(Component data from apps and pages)
···
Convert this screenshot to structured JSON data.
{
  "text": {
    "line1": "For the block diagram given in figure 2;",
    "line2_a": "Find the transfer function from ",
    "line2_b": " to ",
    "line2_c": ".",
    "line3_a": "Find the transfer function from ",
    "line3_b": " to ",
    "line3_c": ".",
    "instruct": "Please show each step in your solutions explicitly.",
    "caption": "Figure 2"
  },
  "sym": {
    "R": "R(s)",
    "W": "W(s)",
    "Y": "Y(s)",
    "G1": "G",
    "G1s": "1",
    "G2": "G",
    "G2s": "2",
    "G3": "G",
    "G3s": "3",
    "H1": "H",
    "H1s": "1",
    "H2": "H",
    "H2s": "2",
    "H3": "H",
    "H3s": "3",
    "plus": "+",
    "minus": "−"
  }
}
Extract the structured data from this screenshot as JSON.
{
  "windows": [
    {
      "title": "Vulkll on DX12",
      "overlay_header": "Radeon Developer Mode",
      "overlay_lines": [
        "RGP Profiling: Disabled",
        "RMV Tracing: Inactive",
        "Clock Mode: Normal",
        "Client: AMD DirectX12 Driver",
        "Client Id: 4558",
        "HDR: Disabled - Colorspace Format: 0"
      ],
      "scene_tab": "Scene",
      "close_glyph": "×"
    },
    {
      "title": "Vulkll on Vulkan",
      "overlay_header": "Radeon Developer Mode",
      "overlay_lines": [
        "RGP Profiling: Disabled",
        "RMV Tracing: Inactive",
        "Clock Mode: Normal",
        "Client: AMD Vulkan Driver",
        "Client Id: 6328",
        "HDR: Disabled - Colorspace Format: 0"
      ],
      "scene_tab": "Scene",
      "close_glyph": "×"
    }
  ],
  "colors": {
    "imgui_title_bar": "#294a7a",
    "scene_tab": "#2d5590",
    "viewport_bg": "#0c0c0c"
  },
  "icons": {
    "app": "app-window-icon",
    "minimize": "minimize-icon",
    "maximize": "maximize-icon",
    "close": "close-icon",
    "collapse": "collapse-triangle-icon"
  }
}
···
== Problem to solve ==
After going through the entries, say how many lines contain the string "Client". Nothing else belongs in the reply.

== Your response ==
4